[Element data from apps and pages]
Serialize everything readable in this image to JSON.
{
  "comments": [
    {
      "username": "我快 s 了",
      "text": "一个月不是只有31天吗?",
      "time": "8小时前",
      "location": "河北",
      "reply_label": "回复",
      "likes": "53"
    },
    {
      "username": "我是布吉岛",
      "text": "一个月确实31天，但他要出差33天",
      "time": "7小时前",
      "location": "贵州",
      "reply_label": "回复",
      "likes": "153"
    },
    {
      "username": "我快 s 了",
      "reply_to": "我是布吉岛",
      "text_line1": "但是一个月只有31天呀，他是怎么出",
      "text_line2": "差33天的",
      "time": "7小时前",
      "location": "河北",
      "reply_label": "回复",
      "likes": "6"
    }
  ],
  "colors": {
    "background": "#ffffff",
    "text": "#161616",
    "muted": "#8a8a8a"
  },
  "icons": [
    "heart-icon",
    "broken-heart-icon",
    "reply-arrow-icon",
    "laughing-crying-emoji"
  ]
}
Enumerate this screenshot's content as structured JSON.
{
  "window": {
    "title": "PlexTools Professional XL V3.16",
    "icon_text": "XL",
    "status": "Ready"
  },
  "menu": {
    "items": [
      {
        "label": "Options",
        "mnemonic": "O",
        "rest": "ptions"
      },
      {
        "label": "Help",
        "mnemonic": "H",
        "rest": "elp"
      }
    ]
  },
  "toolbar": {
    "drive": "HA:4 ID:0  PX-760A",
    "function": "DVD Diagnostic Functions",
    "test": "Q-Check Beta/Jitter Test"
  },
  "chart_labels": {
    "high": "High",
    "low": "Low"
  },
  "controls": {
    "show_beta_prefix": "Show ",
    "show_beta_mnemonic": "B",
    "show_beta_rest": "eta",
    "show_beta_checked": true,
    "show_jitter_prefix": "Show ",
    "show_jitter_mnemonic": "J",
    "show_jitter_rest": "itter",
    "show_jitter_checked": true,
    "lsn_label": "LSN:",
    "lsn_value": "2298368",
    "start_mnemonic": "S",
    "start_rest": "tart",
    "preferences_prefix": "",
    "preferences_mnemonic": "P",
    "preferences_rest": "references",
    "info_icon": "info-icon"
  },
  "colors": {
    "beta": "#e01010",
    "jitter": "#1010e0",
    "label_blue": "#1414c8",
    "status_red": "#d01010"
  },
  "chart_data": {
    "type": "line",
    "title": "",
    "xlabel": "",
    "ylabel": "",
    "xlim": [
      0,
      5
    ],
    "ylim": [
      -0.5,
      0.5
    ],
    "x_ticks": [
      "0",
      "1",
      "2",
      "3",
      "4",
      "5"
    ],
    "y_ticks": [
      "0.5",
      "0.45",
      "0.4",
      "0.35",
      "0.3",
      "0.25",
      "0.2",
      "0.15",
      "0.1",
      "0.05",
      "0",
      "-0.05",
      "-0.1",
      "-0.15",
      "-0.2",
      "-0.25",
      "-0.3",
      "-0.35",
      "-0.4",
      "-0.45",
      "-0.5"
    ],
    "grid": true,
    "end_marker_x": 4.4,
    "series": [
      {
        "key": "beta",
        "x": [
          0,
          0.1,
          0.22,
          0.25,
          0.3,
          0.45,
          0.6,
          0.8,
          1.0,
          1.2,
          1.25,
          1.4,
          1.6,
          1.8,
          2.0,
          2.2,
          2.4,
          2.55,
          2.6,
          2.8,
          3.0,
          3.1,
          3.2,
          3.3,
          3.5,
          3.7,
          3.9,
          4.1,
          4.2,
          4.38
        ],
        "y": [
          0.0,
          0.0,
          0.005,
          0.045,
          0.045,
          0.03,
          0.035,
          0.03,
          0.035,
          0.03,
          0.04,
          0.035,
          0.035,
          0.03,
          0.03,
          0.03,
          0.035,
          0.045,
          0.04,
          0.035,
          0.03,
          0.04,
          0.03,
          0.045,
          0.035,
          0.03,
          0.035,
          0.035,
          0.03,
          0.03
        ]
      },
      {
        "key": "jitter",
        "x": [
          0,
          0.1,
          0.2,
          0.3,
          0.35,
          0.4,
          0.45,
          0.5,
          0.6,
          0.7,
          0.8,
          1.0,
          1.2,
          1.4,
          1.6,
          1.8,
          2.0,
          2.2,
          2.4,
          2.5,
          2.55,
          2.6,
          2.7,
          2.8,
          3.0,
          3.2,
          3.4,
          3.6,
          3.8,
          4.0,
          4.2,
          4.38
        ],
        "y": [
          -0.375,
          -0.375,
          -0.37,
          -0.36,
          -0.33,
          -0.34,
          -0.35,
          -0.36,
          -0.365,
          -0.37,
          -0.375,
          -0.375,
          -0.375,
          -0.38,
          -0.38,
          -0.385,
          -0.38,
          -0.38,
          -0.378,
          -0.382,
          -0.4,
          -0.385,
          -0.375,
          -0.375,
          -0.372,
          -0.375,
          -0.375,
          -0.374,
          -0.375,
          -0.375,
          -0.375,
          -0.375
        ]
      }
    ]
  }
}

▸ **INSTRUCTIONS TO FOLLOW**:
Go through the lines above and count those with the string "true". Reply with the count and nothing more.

▸ **TASK RESPONSE**:
3